Task: Search the listing below for the word "view", and copy every line in which it turns up.

-------------------------

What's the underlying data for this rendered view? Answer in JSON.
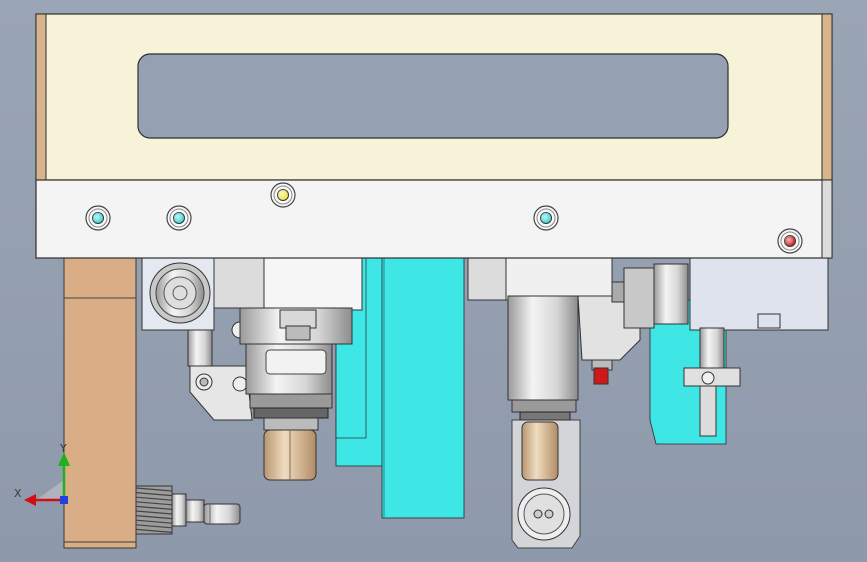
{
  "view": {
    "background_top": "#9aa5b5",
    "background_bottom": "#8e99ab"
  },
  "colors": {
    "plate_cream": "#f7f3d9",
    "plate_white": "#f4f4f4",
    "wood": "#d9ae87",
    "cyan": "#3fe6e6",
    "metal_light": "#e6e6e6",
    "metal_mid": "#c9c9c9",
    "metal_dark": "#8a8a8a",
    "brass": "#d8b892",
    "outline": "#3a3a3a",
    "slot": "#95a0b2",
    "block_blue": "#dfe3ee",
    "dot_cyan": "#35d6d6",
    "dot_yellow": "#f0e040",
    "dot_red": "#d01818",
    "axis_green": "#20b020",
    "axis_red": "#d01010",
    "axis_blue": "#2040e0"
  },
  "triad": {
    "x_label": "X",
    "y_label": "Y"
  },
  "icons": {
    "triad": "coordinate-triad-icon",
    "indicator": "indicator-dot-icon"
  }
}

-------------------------

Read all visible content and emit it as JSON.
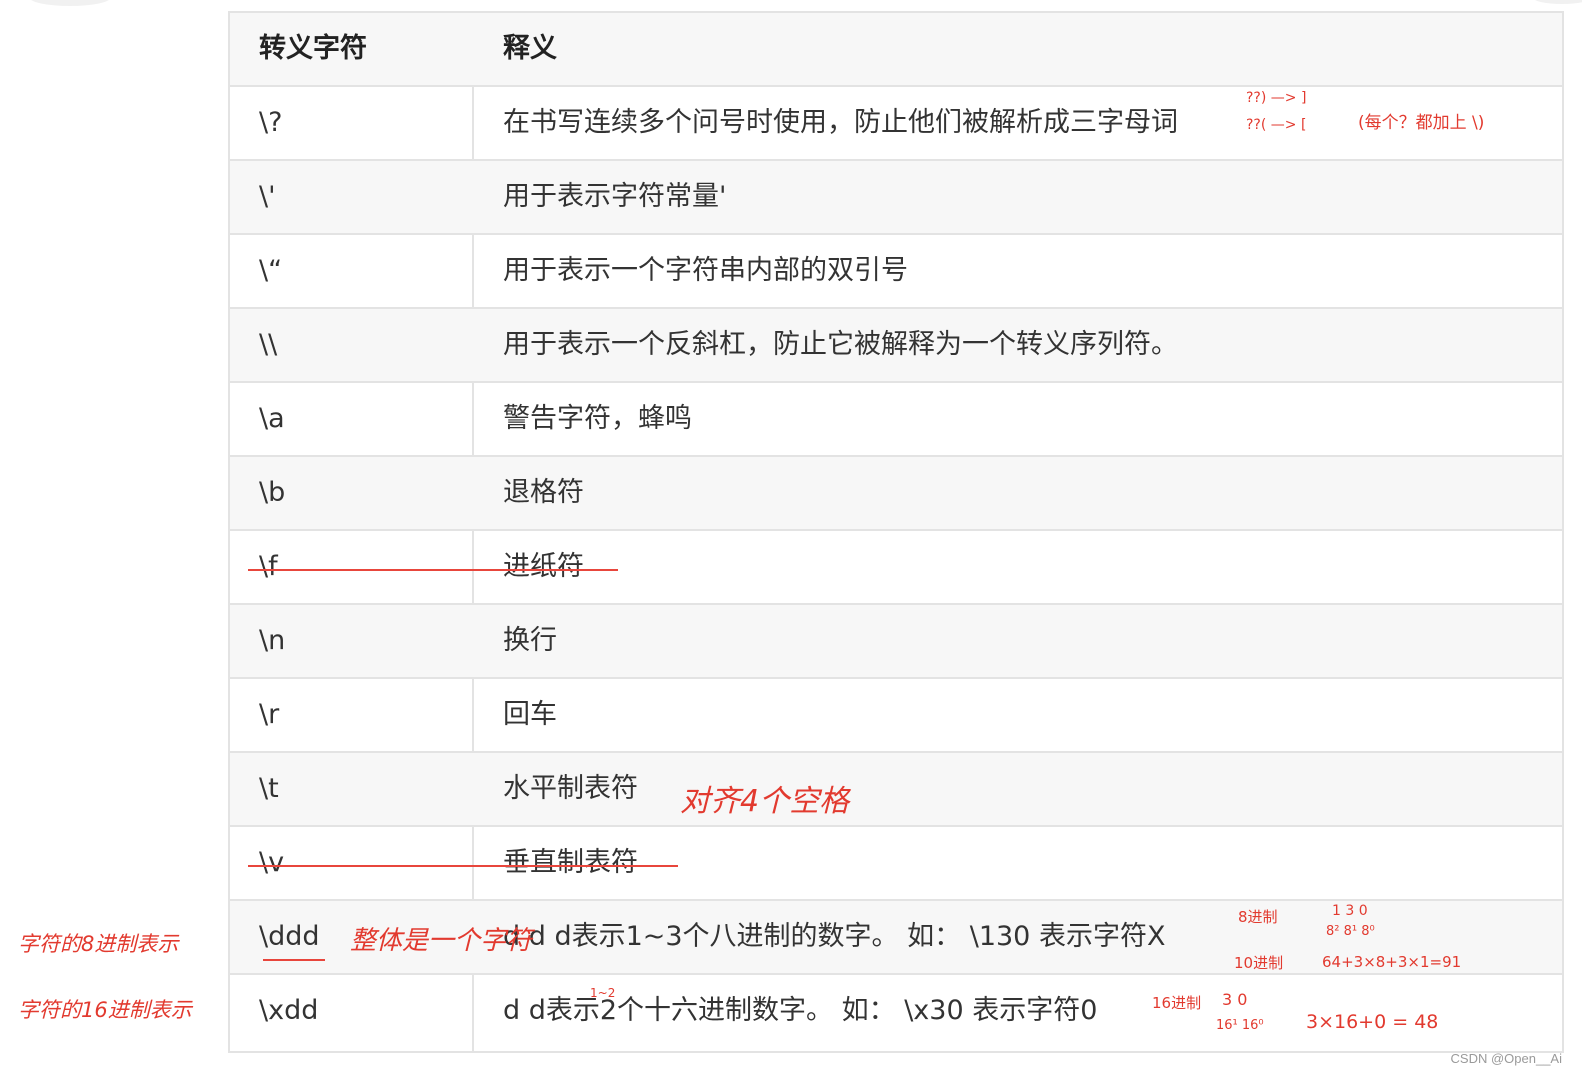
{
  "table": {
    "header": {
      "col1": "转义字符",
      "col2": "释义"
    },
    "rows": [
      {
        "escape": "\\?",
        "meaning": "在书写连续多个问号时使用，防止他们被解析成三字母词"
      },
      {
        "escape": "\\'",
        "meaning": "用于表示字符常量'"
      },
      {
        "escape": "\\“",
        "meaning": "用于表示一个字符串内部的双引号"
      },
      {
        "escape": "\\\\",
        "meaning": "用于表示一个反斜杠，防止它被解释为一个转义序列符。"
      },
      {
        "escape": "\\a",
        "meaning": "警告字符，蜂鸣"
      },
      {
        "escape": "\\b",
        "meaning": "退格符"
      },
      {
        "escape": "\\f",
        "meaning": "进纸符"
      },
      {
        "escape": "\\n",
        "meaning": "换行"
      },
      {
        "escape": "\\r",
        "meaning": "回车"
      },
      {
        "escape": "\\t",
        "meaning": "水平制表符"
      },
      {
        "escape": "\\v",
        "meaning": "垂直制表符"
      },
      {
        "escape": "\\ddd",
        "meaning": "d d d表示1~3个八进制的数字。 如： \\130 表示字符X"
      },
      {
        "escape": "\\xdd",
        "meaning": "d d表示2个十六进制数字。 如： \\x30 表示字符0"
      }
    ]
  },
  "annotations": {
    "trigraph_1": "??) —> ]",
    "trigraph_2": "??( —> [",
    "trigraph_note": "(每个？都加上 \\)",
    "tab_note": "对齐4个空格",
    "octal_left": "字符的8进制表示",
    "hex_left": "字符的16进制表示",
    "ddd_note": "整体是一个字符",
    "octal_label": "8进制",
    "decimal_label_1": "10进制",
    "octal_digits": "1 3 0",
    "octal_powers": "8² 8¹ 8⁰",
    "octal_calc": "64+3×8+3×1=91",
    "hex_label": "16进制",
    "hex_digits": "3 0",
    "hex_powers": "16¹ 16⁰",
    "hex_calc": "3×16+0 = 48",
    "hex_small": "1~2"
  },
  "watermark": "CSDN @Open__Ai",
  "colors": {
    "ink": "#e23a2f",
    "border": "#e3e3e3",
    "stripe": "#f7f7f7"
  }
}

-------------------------

The answer:
What's the underlying data for this rendered view? Answer in JSON.
  "view": {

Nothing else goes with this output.